MONTREAL – It’s a show about life and death.

Based on the Greek myth “Sisyphus”, Montreal artist Victor Pilon will shovel 300 tonnes of sand at the Olympic Stadium.

It is a modern study of the absurdity and repetition of life, based on an old legend.

For angering Zeus, king of the gods, Sisyphus, a mere mortal, was condemned to a repetitive task for eternity: pushing a boulder up a mountain every day, just to see it come down again.

Pilon traded the rock for sand.

“I thought to myself, ‘If Sisyphus pushes this rock up the mountain and it comes down and shatters and shatters forever, what will become of it? Sand, ‘”he said.

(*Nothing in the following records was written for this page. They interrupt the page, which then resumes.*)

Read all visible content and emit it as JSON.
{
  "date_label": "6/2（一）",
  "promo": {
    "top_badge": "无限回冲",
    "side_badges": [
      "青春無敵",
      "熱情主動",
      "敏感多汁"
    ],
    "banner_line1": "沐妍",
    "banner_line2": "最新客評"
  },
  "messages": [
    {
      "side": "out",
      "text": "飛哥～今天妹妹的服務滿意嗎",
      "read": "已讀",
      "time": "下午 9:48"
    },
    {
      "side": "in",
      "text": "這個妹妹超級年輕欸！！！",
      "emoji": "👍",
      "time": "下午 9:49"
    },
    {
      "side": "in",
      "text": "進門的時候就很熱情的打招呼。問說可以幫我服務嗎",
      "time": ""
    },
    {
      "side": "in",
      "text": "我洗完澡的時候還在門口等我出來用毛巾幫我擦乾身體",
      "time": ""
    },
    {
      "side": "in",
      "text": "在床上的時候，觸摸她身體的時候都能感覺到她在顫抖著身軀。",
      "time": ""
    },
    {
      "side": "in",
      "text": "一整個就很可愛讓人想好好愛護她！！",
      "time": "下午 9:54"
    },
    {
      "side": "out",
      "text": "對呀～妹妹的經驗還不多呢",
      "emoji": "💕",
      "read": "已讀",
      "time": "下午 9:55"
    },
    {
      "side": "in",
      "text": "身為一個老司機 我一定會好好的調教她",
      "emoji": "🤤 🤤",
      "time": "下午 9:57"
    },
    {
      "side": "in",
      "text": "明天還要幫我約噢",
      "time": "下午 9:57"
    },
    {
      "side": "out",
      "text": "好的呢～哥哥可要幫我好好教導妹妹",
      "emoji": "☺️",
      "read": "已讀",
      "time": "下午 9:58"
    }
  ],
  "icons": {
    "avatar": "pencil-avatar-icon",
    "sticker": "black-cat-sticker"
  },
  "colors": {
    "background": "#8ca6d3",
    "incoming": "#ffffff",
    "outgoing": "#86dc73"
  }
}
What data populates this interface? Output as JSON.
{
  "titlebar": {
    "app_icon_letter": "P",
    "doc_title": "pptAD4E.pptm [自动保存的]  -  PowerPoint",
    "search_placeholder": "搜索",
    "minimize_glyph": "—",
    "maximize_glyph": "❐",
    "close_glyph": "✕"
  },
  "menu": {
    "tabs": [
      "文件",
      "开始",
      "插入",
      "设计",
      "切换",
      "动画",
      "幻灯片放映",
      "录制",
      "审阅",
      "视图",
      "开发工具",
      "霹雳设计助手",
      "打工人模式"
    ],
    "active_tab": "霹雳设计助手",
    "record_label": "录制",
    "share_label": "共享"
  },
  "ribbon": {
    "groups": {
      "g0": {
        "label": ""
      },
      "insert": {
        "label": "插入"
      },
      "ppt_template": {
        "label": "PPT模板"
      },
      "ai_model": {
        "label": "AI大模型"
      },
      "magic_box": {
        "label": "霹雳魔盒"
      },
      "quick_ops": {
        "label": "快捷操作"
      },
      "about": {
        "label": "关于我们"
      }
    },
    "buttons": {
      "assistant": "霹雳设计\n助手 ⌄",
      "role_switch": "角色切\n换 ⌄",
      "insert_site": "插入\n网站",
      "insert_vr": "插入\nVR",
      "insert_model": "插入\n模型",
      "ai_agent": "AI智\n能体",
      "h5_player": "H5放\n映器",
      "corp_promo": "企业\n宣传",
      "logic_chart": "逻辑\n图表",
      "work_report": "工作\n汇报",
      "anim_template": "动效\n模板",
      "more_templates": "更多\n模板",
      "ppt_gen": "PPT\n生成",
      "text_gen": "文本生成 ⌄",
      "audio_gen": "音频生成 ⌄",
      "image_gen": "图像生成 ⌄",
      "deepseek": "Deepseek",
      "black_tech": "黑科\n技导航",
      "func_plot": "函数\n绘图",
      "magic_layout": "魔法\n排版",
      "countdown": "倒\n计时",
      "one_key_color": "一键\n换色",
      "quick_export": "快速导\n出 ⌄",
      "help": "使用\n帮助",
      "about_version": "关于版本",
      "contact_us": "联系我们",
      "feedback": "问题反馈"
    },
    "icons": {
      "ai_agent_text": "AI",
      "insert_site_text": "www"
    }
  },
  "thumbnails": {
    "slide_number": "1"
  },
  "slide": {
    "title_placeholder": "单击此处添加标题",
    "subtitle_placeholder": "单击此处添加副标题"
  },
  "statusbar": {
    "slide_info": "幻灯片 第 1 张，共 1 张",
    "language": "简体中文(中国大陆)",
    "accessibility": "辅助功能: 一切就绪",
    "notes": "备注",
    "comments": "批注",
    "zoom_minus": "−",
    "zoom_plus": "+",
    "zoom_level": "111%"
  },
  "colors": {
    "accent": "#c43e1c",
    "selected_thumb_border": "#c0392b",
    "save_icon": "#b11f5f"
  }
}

As of September 28, Pilon will shovel the equivalent of 300 tonnes of sand across the East Hall of the Olympic Stadium. It will take a month.

The only shovel he’ll use contains a microphone, so the audience will hear and see every scoop.

“The shovel can be shared with others and I will see if they are ready to become Sisyphus, and be part of the experience of the absurd because it’s totally absurd: to do something that does not end and accomplishes nothing, “he said.

The spark of this project was the death of Pilon’s longtime partner, who died in a car crash.

He knows he will suffer while shoveling, but not as much as he has been since Sylvain’s death.

Pilon said his plan touched others who have lost loved ones.

A Big O employee approached him with her story.

“It helps me get through my grief,” she told Pilon. “I lost my child a few months ago.”

“She’s just starting to cry, I’m starting to cry,” Pilon said. “I will shovel for you and I will shovel for your son.”

While people are watching, he wants them to think too.

“This is a wake-up call: what do I want to do with my life,” he said. “Do I want to travel every day to go to work, what’s the point? What’s the meaning? The piece will be more contemplation, reflection, questioning and introspection.”

He added that the timeliness of the play is important.

“I think COVID also reminded us of the essence of life,” he said. “When I’m in pain. When I’m in anguish and insecurity. I’ll think of them.”

The show starts Tuesday at noon and is free although a vaccination passport is required for entry.